--- Assignment ---
In the entries below, find the string "true" and return each line holding it.

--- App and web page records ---
******************************
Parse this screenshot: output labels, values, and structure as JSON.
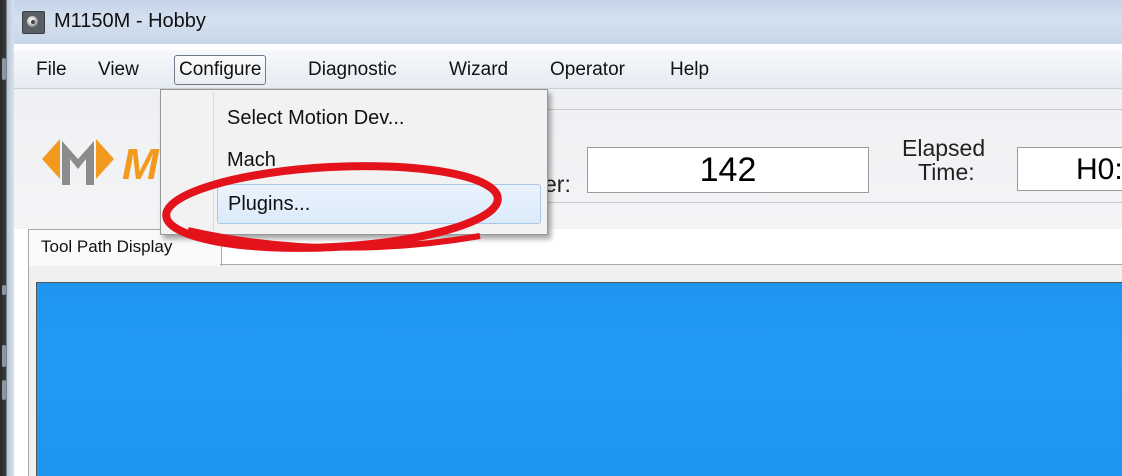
{
  "window": {
    "title": "M1150M - Hobby",
    "icon": "app-icon"
  },
  "menubar": {
    "items": [
      {
        "label": "File"
      },
      {
        "label": "View"
      },
      {
        "label": "Configure",
        "open": true
      },
      {
        "label": "Diagnostic"
      },
      {
        "label": "Wizard"
      },
      {
        "label": "Operator"
      },
      {
        "label": "Help"
      }
    ]
  },
  "configure_menu": {
    "items": [
      {
        "label": "Select Motion Dev..."
      },
      {
        "label": "Mach"
      },
      {
        "label": "Plugins...",
        "highlighted": true
      }
    ],
    "annotation_color": "#e3121b"
  },
  "toolbar": {
    "logo_letter_1": "M",
    "logo_letter_2": "M",
    "counter_label_tail": "er:",
    "counter_value": "142",
    "elapsed_label_line1": "Elapsed",
    "elapsed_label_line2": "Time:",
    "elapsed_value": "H0:"
  },
  "tabs": [
    {
      "label": "Tool Path Display",
      "active": true
    }
  ],
  "colors": {
    "display_background": "#1f95f2",
    "accent_orange": "#f39a1e",
    "logo_gray": "#8c8c8c"
  }
}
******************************
--- Exercise response ---
        "open": true
        "highlighted": true
      "active": true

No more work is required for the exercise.